Read, learn, educate yourself.


5:00AM and miserable

It has been exactly 2 weeks since my surgery, and the healing is well under way.  A lot of the swelling is gone and for the most part the stitched areas are closed and healing properly.  The doctor said he removed a little over 3 pounds of breast tissue (so imagine having 4 twelve-ounce cans of soda suddenly gone from the front of you) - yet here I sit miserably uncomfortable at 5 o'clock in the morning.  

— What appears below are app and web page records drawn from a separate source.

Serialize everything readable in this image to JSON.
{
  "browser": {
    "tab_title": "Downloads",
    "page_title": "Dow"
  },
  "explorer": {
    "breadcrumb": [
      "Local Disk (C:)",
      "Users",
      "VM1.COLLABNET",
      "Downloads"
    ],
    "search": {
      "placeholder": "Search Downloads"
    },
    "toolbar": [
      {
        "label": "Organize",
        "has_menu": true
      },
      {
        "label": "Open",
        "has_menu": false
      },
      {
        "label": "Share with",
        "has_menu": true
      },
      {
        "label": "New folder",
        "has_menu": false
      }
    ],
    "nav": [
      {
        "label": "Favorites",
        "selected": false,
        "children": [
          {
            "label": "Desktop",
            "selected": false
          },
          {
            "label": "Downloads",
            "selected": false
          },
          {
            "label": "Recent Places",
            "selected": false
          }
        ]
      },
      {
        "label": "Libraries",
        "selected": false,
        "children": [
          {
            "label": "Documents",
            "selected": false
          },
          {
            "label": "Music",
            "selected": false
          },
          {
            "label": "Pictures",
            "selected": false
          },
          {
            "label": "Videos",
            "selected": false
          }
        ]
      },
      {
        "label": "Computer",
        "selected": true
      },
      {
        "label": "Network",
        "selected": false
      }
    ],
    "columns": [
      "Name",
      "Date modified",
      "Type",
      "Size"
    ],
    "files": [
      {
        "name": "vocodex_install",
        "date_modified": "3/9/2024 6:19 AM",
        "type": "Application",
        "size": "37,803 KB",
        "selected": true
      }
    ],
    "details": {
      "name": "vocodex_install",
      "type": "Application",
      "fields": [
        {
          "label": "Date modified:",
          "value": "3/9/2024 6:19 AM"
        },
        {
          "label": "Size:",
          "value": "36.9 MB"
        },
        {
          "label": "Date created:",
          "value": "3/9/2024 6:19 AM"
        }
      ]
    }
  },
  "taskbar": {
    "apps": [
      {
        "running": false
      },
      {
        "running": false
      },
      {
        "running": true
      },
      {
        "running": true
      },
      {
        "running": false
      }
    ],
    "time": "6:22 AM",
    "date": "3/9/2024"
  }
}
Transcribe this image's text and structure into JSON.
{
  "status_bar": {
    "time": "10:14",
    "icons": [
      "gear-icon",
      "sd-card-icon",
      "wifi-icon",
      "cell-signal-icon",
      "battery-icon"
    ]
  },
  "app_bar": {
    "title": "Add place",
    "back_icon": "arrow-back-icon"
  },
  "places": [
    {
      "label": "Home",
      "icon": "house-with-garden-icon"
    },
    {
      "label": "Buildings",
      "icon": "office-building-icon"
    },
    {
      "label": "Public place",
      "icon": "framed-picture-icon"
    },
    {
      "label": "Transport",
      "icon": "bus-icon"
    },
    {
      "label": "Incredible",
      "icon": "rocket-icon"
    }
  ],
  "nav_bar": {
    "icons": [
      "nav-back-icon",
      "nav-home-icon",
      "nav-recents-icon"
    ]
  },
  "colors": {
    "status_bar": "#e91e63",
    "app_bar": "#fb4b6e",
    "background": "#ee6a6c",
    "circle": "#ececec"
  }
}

Why, you ask?  It has nothing to do with my surgery (though learning to sleep on my back has been somewhat difficult).  It's all because I "splurged" for dinner last night and ordered something I haven't eaten in months that apparently my body did NOT miss - a pepperoni stromboli.  I used to eat these things fairly often - it's the equivalent of a slice of pizza... or more like 4 pieces of pizza rolled up with cheese and pepperoni inside.  I didn't even eat the whole thing, which would have been no problem for me before I started to cut way down on grains, but I guess abstaining from that kind of food really WAS a good thing for me.  I mean, I feel AWFUL right now.  Bloated, nauseated, sweating, even a little dizzy.  I hope and pray my stomach takes matters into its own hands soon and decides to forcibly eject its contents because clearly I am incapable of digesting this horrific blob of evil I "treated" myself to at 6pm yesterday evening.

So... could this mean that what I've been reading is true... that some people really can be allergic and addicted to certain foods like wheat or dairy products?  Whenever I've told people that, most of them look at me as though I'm just some nutty conspiracy theorist grasping at straws to explain away my weight problem.  Yet if you read some of these articles, it doesn't sound crazy at all.  In fact, it's something I hope a lot more people like me figure out soon so they can begin their recovery.  Just the fact that I'm sitting here about to...  

...Ah, yes, success.  God, I hate throwing up, but it sure does make you feel better afterward, you know?  Well, no more strombolis for me EVER.  What a strong deterrent, making someone get sick when they eat something they aren't supposed to!  (And I know it wasn't the pepperoni or the cheese that made me sick - I've been eating those for the past 3 weeks on a regular basis with no problems whatsoever.)  This reminds me of a time my brother came home drunk from a party when he was a teenager and he barfed all night long after having had way too much peach schnapps - to this day, 20 years later, even saying the words "peach" and "schnapps" in the same sentence makes him turn green.  

Ug.  Good morning...